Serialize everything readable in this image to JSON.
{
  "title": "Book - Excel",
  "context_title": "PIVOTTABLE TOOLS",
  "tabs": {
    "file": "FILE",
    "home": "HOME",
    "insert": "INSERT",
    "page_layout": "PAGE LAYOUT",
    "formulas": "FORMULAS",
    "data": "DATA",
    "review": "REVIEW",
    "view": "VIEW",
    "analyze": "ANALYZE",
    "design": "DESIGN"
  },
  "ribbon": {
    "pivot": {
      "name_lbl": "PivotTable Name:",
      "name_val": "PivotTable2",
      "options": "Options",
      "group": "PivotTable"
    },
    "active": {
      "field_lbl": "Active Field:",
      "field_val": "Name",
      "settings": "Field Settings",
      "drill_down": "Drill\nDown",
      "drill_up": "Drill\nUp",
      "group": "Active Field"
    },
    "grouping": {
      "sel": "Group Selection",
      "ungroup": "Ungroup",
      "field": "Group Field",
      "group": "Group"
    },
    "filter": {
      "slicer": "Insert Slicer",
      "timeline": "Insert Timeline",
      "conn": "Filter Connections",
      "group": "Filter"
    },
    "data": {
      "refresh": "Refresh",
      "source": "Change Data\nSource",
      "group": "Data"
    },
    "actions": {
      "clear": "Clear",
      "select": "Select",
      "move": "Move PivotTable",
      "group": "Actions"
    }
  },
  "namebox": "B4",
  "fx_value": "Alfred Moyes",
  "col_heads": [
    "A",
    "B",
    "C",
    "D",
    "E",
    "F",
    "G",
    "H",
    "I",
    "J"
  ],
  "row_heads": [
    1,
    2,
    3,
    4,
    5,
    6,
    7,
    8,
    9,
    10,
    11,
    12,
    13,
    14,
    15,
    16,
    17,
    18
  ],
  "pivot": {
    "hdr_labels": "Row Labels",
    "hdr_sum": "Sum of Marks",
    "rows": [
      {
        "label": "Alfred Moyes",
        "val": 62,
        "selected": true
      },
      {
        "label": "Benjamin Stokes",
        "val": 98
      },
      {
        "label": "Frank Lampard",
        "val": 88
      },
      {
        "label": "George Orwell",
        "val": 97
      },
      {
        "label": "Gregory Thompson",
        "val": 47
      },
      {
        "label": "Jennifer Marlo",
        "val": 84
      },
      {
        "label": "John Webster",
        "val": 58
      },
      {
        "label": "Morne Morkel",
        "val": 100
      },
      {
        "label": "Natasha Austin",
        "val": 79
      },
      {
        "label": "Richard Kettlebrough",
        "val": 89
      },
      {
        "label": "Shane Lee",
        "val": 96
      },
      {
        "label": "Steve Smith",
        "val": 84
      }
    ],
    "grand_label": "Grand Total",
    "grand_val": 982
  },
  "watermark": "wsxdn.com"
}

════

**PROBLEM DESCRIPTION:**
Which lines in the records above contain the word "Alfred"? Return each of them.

**TASK RESULT:**
  "fx_value": "Alfred Moyes",
        "label": "Alfred Moyes",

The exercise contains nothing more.